══ Supplied material ══
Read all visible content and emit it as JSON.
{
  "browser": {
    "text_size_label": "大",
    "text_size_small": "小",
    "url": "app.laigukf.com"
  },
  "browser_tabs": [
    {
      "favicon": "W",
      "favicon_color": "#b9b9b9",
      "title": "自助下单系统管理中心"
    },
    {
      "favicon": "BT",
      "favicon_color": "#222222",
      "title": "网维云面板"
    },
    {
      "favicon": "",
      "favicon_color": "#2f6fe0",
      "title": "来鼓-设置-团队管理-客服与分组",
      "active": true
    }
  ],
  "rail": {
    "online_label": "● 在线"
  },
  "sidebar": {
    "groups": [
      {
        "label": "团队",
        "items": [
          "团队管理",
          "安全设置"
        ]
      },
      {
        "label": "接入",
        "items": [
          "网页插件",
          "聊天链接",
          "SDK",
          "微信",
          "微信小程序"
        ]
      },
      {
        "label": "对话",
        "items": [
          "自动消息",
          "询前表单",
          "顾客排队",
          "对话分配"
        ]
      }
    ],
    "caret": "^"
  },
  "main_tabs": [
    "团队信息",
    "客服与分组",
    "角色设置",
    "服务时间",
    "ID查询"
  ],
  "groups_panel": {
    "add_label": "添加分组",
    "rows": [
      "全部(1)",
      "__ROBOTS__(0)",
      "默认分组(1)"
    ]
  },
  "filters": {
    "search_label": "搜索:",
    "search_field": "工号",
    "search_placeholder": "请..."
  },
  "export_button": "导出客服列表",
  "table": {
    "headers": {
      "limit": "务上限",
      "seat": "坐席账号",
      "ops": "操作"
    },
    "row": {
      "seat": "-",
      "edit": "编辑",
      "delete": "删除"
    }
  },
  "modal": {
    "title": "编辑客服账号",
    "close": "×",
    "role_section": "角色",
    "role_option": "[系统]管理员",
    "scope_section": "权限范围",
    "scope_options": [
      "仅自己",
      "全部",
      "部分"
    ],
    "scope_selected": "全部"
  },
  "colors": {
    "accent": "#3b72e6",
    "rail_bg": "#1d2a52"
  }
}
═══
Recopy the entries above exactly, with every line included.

Answer space:
Read all visible content and emit it as JSON.
{
  "browser": {
    "text_size_label": "大",
    "text_size_small": "小",
    "url": "app.laigukf.com"
  },
  "browser_tabs": [
    {
      "favicon": "W",
      "favicon_color": "#b9b9b9",
      "title": "自助下单系统管理中心"
    },
    {
      "favicon": "BT",
      "favicon_color": "#222222",
      "title": "网维云面板"
    },
    {
      "favicon": "",
      "favicon_color": "#2f6fe0",
      "title": "来鼓-设置-团队管理-客服与分组",
      "active": true
    }
  ],
  "rail": {
    "online_label": "● 在线"
  },
  "sidebar": {
    "groups": [
      {
        "label": "团队",
        "items": [
          "团队管理",
          "安全设置"
        ]
      },
      {
        "label": "接入",
        "items": [
          "网页插件",
          "聊天链接",
          "SDK",
          "微信",
          "微信小程序"
        ]
      },
      {
        "label": "对话",
        "items": [
          "自动消息",
          "询前表单",
          "顾客排队",
          "对话分配"
        ]
      }
    ],
    "caret": "^"
  },
  "main_tabs": [
    "团队信息",
    "客服与分组",
    "角色设置",
    "服务时间",
    "ID查询"
  ],
  "groups_panel": {
    "add_label": "添加分组",
    "rows": [
      "全部(1)",
      "__ROBOTS__(0)",
      "默认分组(1)"
    ]
  },
  "filters": {
    "search_label": "搜索:",
    "search_field": "工号",
    "search_placeholder": "请..."
  },
  "export_button": "导出客服列表",
  "table": {
    "headers": {
      "limit": "务上限",
      "seat": "坐席账号",
      "ops": "操作"
    },
    "row": {
      "seat": "-",
      "edit": "编辑",
      "delete": "删除"
    }
  },
  "modal": {
    "title": "编辑客服账号",
    "close": "×",
    "role_section": "角色",
    "role_option": "[系统]管理员",
    "scope_section": "权限范围",
    "scope_options": [
      "仅自己",
      "全部",
      "部分"
    ],
    "scope_selected": "全部"
  },
  "colors": {
    "accent": "#3b72e6",
    "rail_bg": "#1d2a52"
  }
}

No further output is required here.